Proper, well-behaved pesto should have some Parmesan or other cheese in it. But proper, well behaved pesto probably shouldn't have peas in it. Since we're already breaking all of the rules here, I went ahead and made this without any cheese (because I didn't have any, if I'm being honest). If you are more prepared than I, go ahead and try the pesto with 1/2 cup of grated Parmesan or Romano thrown in at the very end. A little cheese never hurt anyone.
Keep a bag of chopped kale in the freezer beside your peas to ensure that you can throw this meal together at a moment's notice, but if you don't have kale on hand try it with other greens. Spinach or swiss chard would both work well. Arugula would give it a great peppery kick. Play around with your favorite greens! —kangarhubarb
Test Kitchen Notes
WHO: Kangarhubarb is a nurse by day, expert gardener by weekend.
WHAT: A freezable, batchable (vegan!) pesto.
HOW: Make a "pesto" out of defrosted frozen peas, parsley, lemon juice, almonds, and balsamic vinegar. Toss the pesto with cooked soba noodles, along with additional peas and kale.
WHY WE LOVE IT: With all of the peas in this recipe, you may expect the result to be a little one-noted, but the opposite is true: The lemon brightens the pesto, the soba adds an earthiness, and the balsamic vinegar and kale bring a depth to the dish. *If* you have any left over, place it in an airtight container to freeze, then spoon it over your favorite pasta on a rainy day. —Elizabeth
For the parsley-pea pesto:
frozen peas, defrosted
fresh Italian flat-leaf parsley, roughly chopped
Add all ingredients except olive oil to a food processor and pulse until roughly combined.
Add 1/4 cup olive oil and continue pulsing until mixture comes together. Add more olive oil, 1 tablespoon at a time, if pesto needs to be thinned out. You want it to be loose enough that it will lightly coat your noodles.
For the soba with kale:
Bring a small pot of water to a boil and salt generously.

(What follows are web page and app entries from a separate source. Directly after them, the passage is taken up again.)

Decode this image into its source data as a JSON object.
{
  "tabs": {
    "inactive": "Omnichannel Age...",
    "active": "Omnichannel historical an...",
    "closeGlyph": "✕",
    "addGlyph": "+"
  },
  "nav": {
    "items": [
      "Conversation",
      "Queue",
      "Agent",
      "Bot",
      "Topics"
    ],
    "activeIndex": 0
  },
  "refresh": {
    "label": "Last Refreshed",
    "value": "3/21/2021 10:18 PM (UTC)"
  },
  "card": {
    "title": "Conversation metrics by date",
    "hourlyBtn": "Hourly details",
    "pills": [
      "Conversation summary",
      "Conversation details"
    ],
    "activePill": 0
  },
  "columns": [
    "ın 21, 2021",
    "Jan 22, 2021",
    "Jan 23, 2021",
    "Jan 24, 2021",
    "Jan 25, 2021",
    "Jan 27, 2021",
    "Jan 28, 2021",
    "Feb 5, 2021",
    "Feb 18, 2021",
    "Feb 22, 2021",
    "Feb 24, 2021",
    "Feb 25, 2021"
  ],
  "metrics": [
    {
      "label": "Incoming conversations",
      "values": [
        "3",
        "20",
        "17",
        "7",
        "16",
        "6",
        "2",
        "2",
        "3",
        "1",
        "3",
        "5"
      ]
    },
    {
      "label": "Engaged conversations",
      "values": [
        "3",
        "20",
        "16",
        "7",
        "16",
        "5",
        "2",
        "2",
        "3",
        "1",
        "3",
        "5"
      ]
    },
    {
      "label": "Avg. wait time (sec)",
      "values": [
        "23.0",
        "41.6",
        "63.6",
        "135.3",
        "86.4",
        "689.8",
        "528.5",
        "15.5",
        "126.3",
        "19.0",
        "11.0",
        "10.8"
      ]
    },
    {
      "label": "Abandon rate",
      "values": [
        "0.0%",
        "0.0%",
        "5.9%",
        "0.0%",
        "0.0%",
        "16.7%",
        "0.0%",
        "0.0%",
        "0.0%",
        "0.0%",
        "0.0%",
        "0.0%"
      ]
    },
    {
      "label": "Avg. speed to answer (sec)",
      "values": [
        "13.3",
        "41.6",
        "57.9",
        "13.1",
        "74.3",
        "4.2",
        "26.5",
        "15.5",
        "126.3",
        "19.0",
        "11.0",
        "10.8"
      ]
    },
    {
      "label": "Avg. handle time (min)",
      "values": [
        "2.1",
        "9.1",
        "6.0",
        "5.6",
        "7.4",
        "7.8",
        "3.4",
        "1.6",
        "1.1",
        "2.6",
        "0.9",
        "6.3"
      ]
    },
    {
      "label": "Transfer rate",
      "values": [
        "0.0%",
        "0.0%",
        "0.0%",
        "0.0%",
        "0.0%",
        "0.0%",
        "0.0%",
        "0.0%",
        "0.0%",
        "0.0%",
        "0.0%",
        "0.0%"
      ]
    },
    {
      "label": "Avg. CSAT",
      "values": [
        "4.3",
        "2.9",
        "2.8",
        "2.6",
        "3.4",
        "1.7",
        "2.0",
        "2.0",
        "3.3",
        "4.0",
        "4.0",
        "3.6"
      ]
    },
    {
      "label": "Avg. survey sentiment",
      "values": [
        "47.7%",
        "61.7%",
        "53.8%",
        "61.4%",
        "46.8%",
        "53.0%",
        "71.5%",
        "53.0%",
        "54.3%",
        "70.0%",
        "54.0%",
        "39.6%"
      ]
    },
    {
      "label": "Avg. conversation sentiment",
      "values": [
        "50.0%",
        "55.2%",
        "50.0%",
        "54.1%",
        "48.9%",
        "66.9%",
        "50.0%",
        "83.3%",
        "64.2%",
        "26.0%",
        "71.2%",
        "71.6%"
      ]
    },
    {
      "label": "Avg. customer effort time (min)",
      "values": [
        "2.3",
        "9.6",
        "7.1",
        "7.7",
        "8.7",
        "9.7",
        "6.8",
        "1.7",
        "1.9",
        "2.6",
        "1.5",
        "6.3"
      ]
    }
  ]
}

Once water has come to a boil, add dried soba noodles, give a good stir, turn off the heat and cover. Set aside for 4 to 5 minutes. I like my soba al dente and find that it is very easy to overcook. This method ensures that the noodles maintain their bite.
While noodles are cooking, place the frozen peas in a small bowl and add some water. Heat them in the microwave for 2 to 3 minutes on high, stirring halfway through, or until defrosted.
Once noodles and peas are cooked, drain both and return to the pot. Add chopped kale and pesto. Toss to coat evenly. You're done! Enjoy!